An innovative contact lens treatment for corneal infections could help patients where traditional therapies fall short.
Scientists at the Fraunhofer Institute for Applied Polymer Research in Potsdam have developed plasma-treated hydrogel lenses as a potential treatment for keratitis.
The World Health Organization estimates that one in four losses of eyesight are linked to corneal opacity and a common cause of this opacity is microbial keratitis.
Dr Storsberg explained that certain types of keratitis do not respond to treatment with antibiotics.
The current therapy of combining antibiotics with disinfectants can have severe side effects, he highlighted.
“It made sense to develop contact lenses with germicidal properties and see whether they attack the amoebae and prevent them from multiplying,” he added.
The scientists manufactured contact lenses from silicone hydrogel. The lenses were then soaked in plasma-activated water.
Plasma is known to have germicidal properties and is already used in the treatment of skin diseases.

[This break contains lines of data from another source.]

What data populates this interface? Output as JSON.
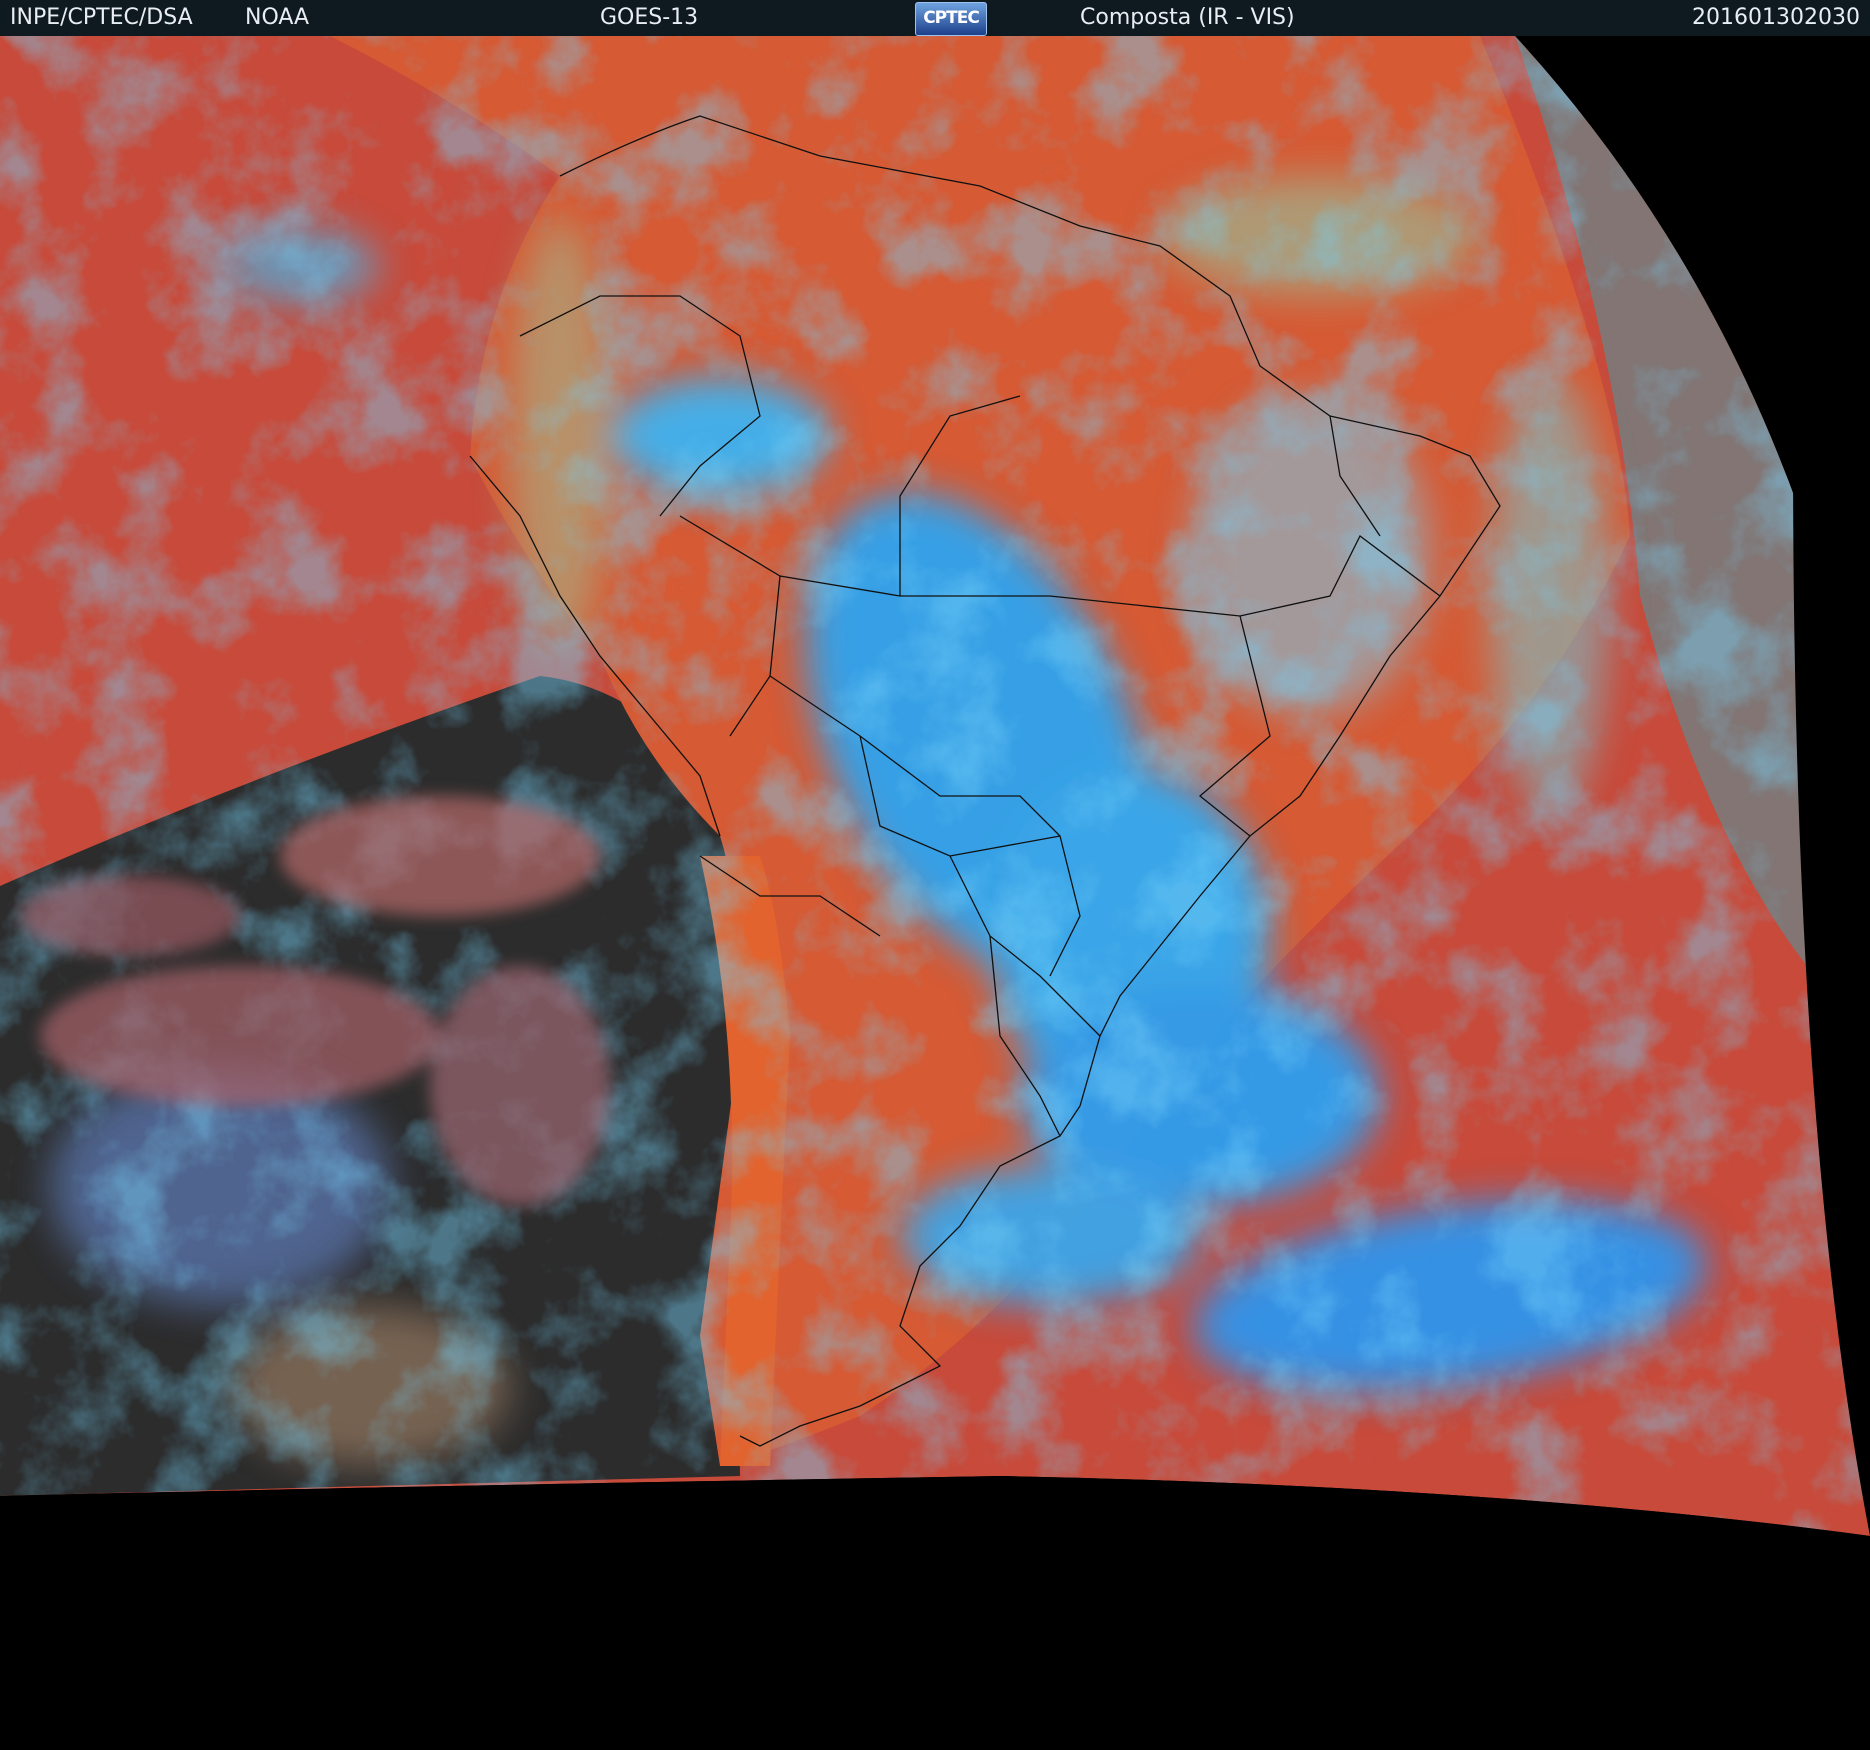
{
  "header": {
    "institution": "INPE/CPTEC/DSA",
    "agency": "NOAA",
    "satellite": "GOES-13",
    "logo_text": "CPTEC",
    "product": "Composta (IR - VIS)",
    "timestamp": "201601302030"
  },
  "colors": {
    "header_bg": "#0f1a20",
    "space": "#000000",
    "clear_ocean": "#c84a3a",
    "clear_land": "#d95a32",
    "cold_cloud": "#2ea4f0",
    "low_cloud": "#8cc7a0",
    "night_vis": "#6d6d6d",
    "boundaries": "#101010"
  }
}
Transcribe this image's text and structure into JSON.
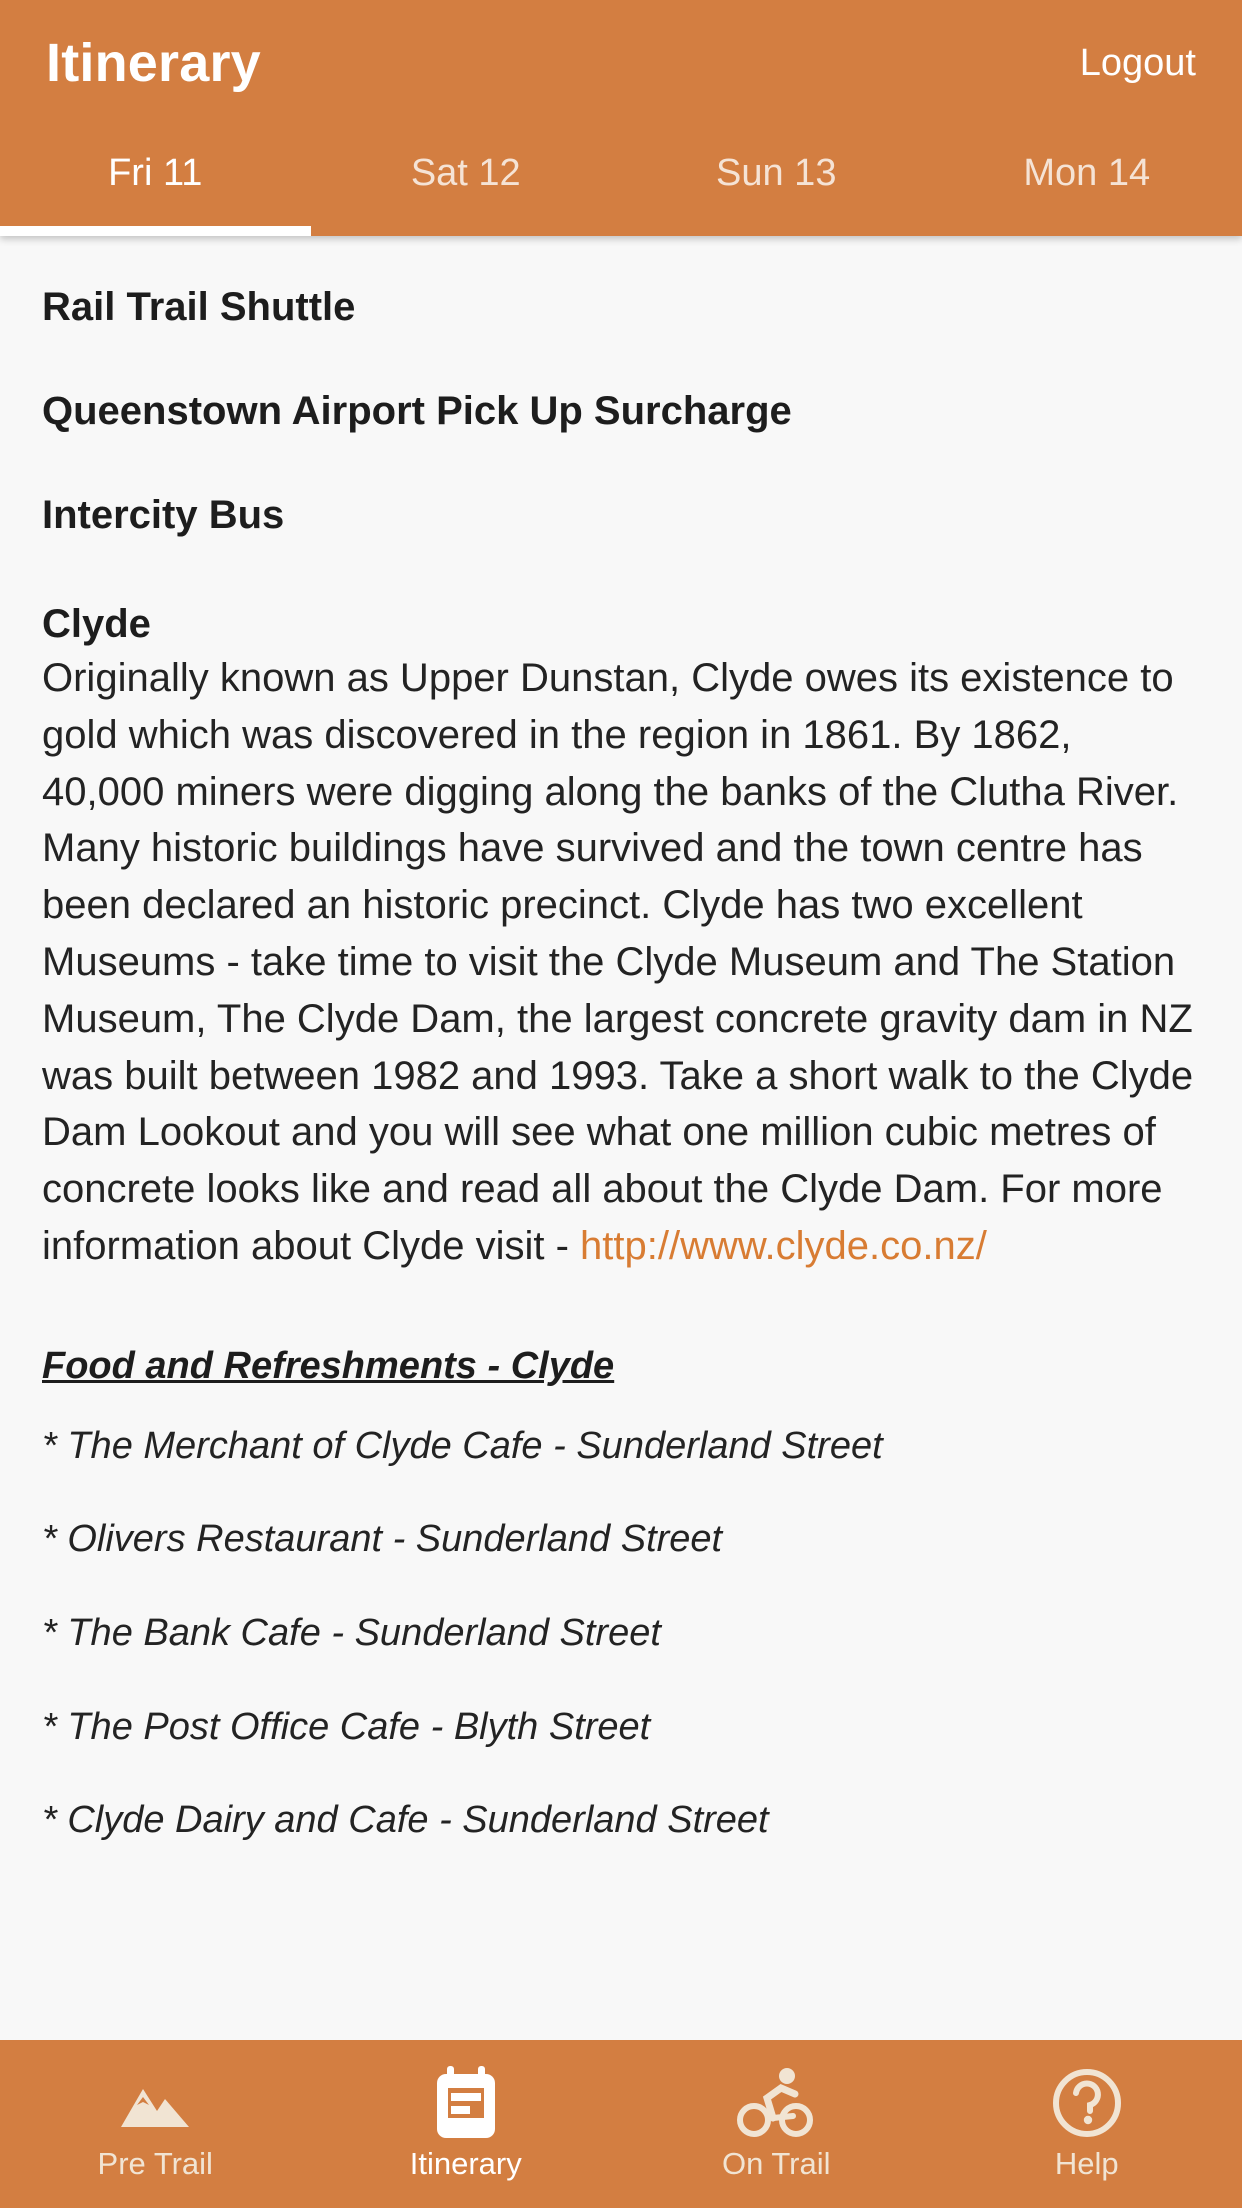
{
  "theme": {
    "accent": "#d37e41",
    "accent_link": "#d87c33",
    "content_bg": "#f8f8f8",
    "text": "#232323",
    "on_accent": "#ffffff",
    "on_accent_dim": "#f1e4d3"
  },
  "header": {
    "title": "Itinerary",
    "logout_label": "Logout"
  },
  "tabs": [
    {
      "label": "Fri 11",
      "active": true
    },
    {
      "label": "Sat 12",
      "active": false
    },
    {
      "label": "Sun 13",
      "active": false
    },
    {
      "label": "Mon 14",
      "active": false
    }
  ],
  "main": {
    "items": [
      {
        "title": "Rail Trail Shuttle"
      },
      {
        "title": "Queenstown Airport Pick Up Surcharge"
      },
      {
        "title": "Intercity Bus"
      }
    ],
    "section": {
      "heading": "Clyde",
      "body_before_link": "Originally known as Upper Dunstan, Clyde owes its existence to gold which was discovered in the region in 1861. By 1862, 40,000 miners were digging along the banks of the Clutha River. Many historic buildings have survived and the town centre has been declared an historic precinct. Clyde has two excellent Museums - take time to visit the Clyde Museum and The Station Museum, The Clyde Dam, the largest concrete gravity dam in NZ was built between 1982 and 1993. Take a short walk to the Clyde Dam Lookout and you will see what one million cubic metres of concrete looks like and read all about the Clyde Dam. For more information about Clyde visit - ",
      "link_text": "http://www.clyde.co.nz/"
    },
    "food": {
      "heading": "Food and Refreshments - Clyde",
      "items": [
        "* The Merchant of Clyde Cafe - Sunderland Street",
        "* Olivers Restaurant - Sunderland Street",
        "* The Bank Cafe - Sunderland Street",
        "* The Post Office Cafe - Blyth Street",
        "* Clyde Dairy and Cafe - Sunderland Street"
      ]
    }
  },
  "bottom_nav": [
    {
      "label": "Pre Trail",
      "icon": "mountain-icon",
      "active": false
    },
    {
      "label": "Itinerary",
      "icon": "clipboard-icon",
      "active": true
    },
    {
      "label": "On Trail",
      "icon": "cyclist-icon",
      "active": false
    },
    {
      "label": "Help",
      "icon": "question-circle-icon",
      "active": false
    }
  ]
}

“Silicone hydrogel does not react with the plasma-activated water, but absorbs it very effectively without changing its properties,” Dr Storsberg explained.
He highlighted that the anti-bacterial potential of the contact lenses has been confirmed through trials using human donor corneas and results have been published in peer-reviewed literature.
Dr Storsberg added that further investigation is required before the contact lenses can be established as a new therapy for eye infections.
“What we see from the current results encourages us to carry on,” he shared with OT.
Image credit: Fraunhofer Institute for Applied Polymer Research